- **What the task asks**:
Copy every line of the material exactly as it stands.

- **Raw data**:
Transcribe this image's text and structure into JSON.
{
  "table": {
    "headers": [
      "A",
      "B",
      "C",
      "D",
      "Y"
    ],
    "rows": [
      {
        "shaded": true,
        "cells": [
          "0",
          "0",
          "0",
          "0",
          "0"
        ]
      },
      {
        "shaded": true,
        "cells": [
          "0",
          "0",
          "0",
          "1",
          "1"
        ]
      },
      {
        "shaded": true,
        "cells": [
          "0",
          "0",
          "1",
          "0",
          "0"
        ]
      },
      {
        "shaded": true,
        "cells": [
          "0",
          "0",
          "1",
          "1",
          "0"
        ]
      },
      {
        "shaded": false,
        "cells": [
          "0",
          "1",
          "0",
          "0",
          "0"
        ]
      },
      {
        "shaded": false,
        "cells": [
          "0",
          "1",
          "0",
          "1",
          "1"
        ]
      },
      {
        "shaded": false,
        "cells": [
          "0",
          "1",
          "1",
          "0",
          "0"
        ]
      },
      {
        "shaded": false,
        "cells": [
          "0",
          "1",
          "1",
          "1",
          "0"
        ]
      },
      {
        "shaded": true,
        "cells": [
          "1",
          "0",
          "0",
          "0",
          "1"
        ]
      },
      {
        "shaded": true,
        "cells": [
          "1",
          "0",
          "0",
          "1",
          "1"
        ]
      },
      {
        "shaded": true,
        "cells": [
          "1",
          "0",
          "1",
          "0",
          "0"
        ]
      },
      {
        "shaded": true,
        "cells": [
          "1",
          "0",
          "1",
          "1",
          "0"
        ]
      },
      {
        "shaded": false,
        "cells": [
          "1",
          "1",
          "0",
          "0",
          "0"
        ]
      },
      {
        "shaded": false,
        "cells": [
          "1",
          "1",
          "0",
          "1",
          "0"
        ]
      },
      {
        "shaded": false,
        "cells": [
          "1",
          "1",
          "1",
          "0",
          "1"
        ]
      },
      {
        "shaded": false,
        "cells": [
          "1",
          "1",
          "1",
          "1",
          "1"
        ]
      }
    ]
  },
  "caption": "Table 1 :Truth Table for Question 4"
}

- **Written answer**:
Transcribe this image's text and structure into JSON.
{
  "table": {
    "headers": [
      "A",
      "B",
      "C",
      "D",
      "Y"
    ],
    "rows": [
      {
        "shaded": true,
        "cells": [
          "0",
          "0",
          "0",
          "0",
          "0"
        ]
      },
      {
        "shaded": true,
        "cells": [
          "0",
          "0",
          "0",
          "1",
          "1"
        ]
      },
      {
        "shaded": true,
        "cells": [
          "0",
          "0",
          "1",
          "0",
          "0"
        ]
      },
      {
        "shaded": true,
        "cells": [
          "0",
          "0",
          "1",
          "1",
          "0"
        ]
      },
      {
        "shaded": false,
        "cells": [
          "0",
          "1",
          "0",
          "0",
          "0"
        ]
      },
      {
        "shaded": false,
        "cells": [
          "0",
          "1",
          "0",
          "1",
          "1"
        ]
      },
      {
        "shaded": false,
        "cells": [
          "0",
          "1",
          "1",
          "0",
          "0"
        ]
      },
      {
        "shaded": false,
        "cells": [
          "0",
          "1",
          "1",
          "1",
          "0"
        ]
      },
      {
        "shaded": true,
        "cells": [
          "1",
          "0",
          "0",
          "0",
          "1"
        ]
      },
      {
        "shaded": true,
        "cells": [
          "1",
          "0",
          "0",
          "1",
          "1"
        ]
      },
      {
        "shaded": true,
        "cells": [
          "1",
          "0",
          "1",
          "0",
          "0"
        ]
      },
      {
        "shaded": true,
        "cells": [
          "1",
          "0",
          "1",
          "1",
          "0"
        ]
      },
      {
        "shaded": false,
        "cells": [
          "1",
          "1",
          "0",
          "0",
          "0"
        ]
      },
      {
        "shaded": false,
        "cells": [
          "1",
          "1",
          "0",
          "1",
          "0"
        ]
      },
      {
        "shaded": false,
        "cells": [
          "1",
          "1",
          "1",
          "0",
          "1"
        ]
      },
      {
        "shaded": false,
        "cells": [
          "1",
          "1",
          "1",
          "1",
          "1"
        ]
      }
    ]
  },
  "caption": "Table 1 :Truth Table for Question 4"
}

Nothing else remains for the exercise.